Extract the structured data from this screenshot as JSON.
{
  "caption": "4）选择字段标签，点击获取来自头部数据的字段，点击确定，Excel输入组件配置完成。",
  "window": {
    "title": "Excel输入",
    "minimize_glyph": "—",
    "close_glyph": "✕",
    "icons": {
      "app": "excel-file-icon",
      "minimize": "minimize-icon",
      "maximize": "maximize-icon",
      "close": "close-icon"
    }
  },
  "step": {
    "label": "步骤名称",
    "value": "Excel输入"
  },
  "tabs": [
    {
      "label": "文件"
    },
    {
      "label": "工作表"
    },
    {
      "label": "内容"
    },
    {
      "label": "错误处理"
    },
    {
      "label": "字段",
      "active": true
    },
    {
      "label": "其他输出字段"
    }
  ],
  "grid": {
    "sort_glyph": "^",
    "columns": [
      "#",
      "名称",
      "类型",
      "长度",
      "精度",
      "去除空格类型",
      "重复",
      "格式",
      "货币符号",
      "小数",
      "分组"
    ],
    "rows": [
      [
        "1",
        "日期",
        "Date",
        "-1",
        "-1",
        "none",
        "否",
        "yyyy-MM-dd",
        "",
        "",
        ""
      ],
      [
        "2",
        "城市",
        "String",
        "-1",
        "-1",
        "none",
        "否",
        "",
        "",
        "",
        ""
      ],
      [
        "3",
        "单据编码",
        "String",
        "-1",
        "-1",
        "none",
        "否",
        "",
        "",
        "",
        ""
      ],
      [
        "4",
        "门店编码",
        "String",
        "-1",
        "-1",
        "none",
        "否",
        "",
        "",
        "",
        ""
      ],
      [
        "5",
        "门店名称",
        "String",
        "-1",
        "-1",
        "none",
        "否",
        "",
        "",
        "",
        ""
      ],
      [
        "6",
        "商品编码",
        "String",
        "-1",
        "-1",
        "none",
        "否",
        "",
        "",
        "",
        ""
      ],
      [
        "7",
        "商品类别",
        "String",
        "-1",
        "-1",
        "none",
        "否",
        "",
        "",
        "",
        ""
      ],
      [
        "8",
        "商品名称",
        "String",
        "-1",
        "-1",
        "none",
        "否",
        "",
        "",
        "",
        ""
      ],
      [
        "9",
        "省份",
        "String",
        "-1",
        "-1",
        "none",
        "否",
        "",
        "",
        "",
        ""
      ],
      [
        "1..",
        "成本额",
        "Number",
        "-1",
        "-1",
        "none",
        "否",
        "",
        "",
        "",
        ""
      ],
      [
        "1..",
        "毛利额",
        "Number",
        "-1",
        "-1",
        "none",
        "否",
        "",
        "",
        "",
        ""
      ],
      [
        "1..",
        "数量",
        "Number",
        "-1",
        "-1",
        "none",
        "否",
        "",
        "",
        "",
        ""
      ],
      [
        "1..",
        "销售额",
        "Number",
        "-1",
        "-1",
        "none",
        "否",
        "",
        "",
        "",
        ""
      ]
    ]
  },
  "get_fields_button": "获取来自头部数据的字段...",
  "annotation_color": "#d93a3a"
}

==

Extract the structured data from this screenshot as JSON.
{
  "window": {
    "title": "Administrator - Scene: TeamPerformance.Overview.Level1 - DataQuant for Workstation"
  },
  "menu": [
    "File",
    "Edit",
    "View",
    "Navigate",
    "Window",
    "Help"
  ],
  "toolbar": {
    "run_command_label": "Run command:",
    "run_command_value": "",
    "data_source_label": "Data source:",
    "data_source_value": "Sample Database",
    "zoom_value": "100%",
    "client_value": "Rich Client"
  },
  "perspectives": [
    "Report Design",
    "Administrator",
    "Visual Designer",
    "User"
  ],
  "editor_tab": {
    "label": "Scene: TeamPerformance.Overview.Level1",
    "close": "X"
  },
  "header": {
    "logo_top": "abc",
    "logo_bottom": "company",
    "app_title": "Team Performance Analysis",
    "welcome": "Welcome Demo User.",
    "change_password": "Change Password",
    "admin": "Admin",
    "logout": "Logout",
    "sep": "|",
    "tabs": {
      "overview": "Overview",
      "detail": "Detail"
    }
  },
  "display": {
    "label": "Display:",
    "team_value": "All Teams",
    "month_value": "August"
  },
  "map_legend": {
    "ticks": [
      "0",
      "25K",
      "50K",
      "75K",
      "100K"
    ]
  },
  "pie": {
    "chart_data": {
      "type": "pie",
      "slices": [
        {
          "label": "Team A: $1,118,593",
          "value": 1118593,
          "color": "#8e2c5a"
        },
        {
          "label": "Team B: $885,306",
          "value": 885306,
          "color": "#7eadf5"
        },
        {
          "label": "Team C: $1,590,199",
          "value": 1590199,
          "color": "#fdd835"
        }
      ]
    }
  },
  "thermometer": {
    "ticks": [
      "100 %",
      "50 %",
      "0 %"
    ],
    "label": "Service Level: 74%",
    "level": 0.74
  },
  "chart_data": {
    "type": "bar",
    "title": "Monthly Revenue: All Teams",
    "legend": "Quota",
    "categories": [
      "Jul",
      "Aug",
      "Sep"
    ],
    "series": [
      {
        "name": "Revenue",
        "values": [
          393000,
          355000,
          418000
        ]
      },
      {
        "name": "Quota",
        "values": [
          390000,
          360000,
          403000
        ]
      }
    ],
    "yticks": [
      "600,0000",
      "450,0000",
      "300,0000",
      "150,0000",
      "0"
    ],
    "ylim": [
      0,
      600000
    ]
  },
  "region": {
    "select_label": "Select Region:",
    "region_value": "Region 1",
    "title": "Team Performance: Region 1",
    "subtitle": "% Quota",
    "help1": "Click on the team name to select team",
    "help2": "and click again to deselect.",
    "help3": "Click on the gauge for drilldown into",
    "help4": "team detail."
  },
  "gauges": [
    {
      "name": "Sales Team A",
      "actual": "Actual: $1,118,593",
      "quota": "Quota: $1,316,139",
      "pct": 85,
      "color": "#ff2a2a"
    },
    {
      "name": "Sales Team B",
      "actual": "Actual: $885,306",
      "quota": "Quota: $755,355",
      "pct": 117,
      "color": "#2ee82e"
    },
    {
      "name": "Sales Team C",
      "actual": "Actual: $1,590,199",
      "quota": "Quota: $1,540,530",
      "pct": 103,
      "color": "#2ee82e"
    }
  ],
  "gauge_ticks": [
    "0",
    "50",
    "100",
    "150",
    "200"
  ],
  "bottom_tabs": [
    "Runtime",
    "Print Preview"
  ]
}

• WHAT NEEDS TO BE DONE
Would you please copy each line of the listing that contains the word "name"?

• SOLUTION
        "name": "Revenue",
        "name": "Quota",
    "help1": "Click on the team name to select team",
      "name": "Sales Team A",
      "name": "Sales Team B",
      "name": "Sales Team C",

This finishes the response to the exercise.